"Because the schools’ intervention [random drug testing of athletes] is very distinct from the study intervention [completion of questionnaires] the chance for confusing the two was already reduced," he explains. "However, high schools students may not always perceive this distinction. The distinction was emphasized and the chance for confusing the two diminished by the informed consent process and documents and by involving the parents in the consent process. The SATURN informed consent documents addressed both parents and the students and made it clear that the schools’ policies and procedures were separate from the study’s interventions and goals. In addition, live meetings with parents, informational letters, and [frequently asked questions] sheets were used throughout the project to help reduce any confusion about school vs. study objectives and procedures. All of these emphasized that students did not have to participate in the study; and if they declined to do so, they would not lose any rights, privileges, or benefits to which they were otherwise entitled. Students received multiple messages to this effect."

Data support researchers

Data obtained during the study indicate that the students clearly grasped the difference. During the period of the SATURN study, student athletic participation increased in those schools that were participating in the study and, 30% of the athletes in the drug-testing experimental schools chose to participate in sports but declined to participate in the study.

People in Oregon and beyond who objected to the drug-testing programs then confused the study protocol with the programs, which were the subject of the research itself.

"Oregon citizens and individuals from around the world confused the SATURN project with the drug testing intervention it was designed to study," Chiodo says. "The study did not require drug testing of any student. It appears that those who objected to the study objected to any policy of drug testing students. This is a civil liberties issue and far afield from the specific aims of the study. The study held out the prospect of proving with scientific accuracy the ultimate outcome of random drug testing of high school students. Drug testing may be beneficial, have no effect, or, in fact, be harmful. SATURN was designed to prove which of these outcomes result from this intervention. If it is harmful or neutral, society would be much better off devoting the resources spent on drug testing to other interventions, such as education, after-school programs, peer mentoring, and other methods."

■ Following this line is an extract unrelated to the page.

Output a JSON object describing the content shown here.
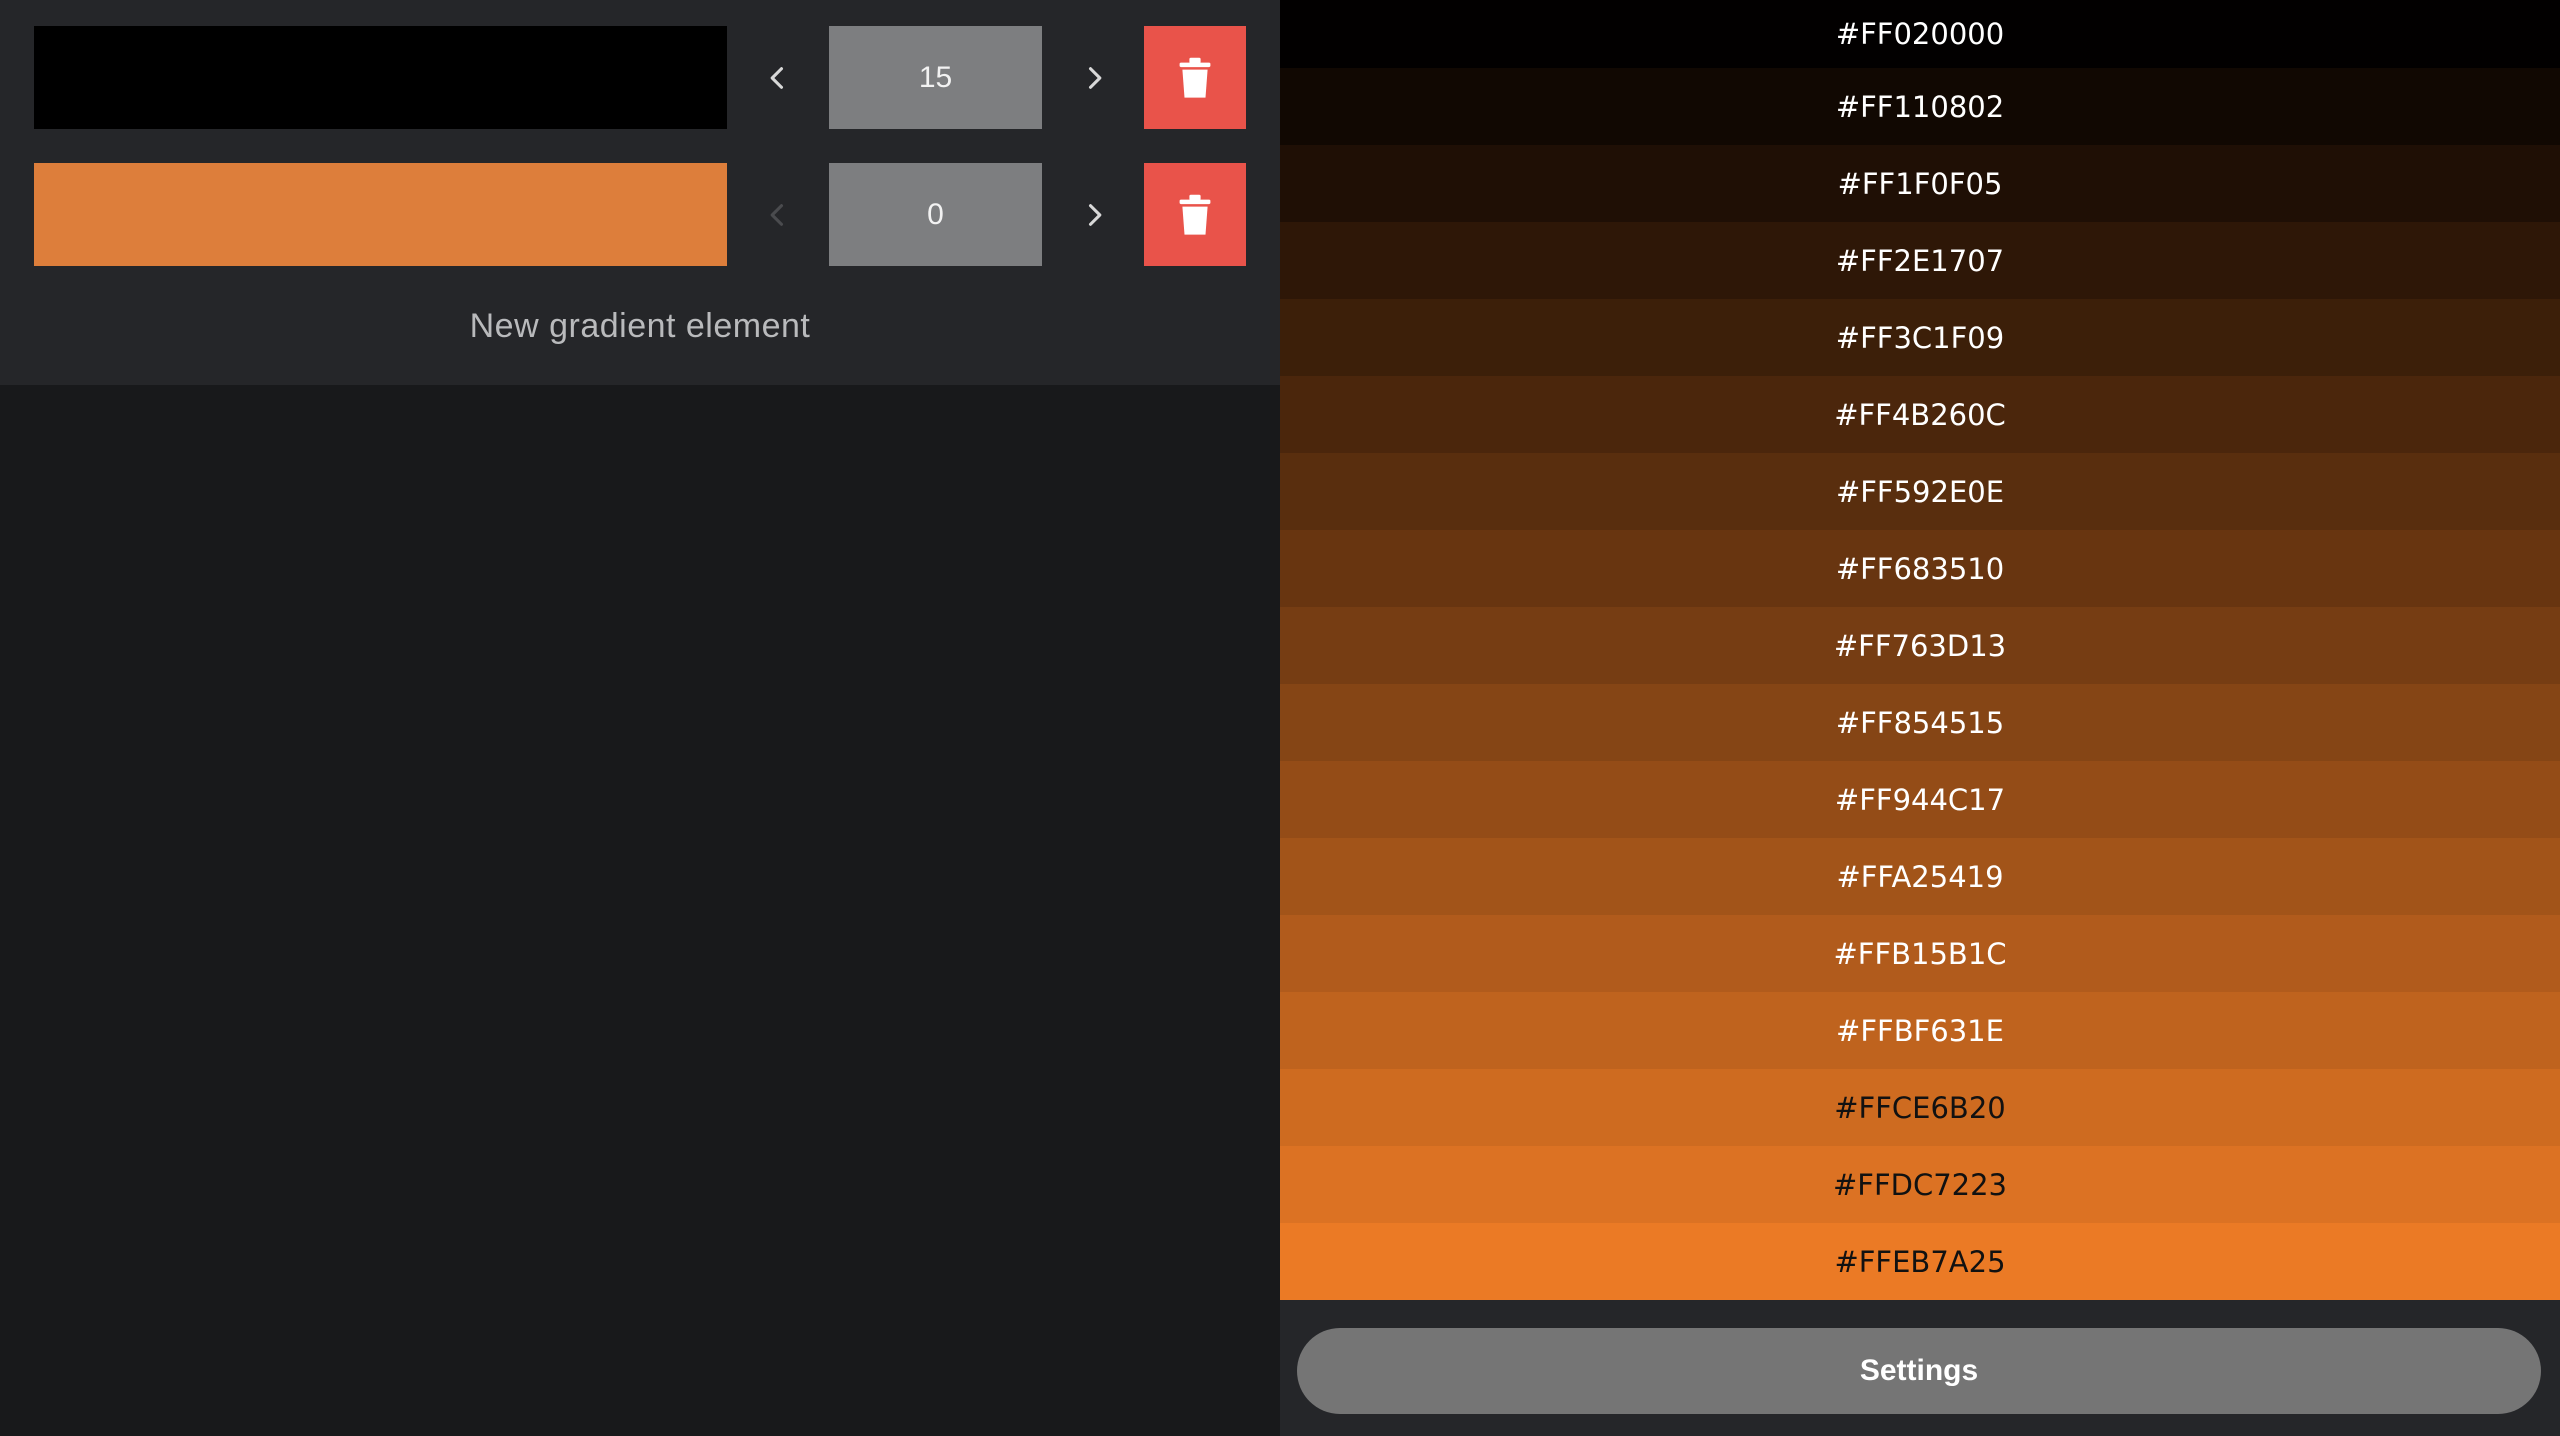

Although OHRP did suspend the study, researchers have anonymized the data they did collect and intend to publish the results they have, he adds.

Studies that delve into sensitive social issues will always be targets for those impassioned about the issue, even if they misunderstand the study, he contends. Investigators, institutions, and IRBs must be prepared for this.

"Such studies are critically important and must go forward," Chiodo concludes. "President Bush recently announced in a State of the Union address that he was recommending $23 million be spent on drug testing in schools. If such testing is ineffective or counterproductive, the funds will have been wasted and an opportunity to provide a more meaningful intervention will have been lost. The current system of scientific review group scrutiny followed by strict IRB review, holding the study to the highest ethical standards, did, in fact, work for the SATURN study. The study design was sound, the ethical bar was set high, the investigator team was responsive and acted with integrity, and the subjects were clear on what enrollment in the study meant."

References

1. Shamoo AE, Moreno JD. Ethics of research involving mandatory drug testing of high school athletes in Oregon. Am J Bioethics 2004; 4:25-31.

2. Chiodo GT, Goldberg L, Moe EL. Orbiting SATURN: Countering politically charged misinformation with facts. Am J Bioethics 2004; 4:4348.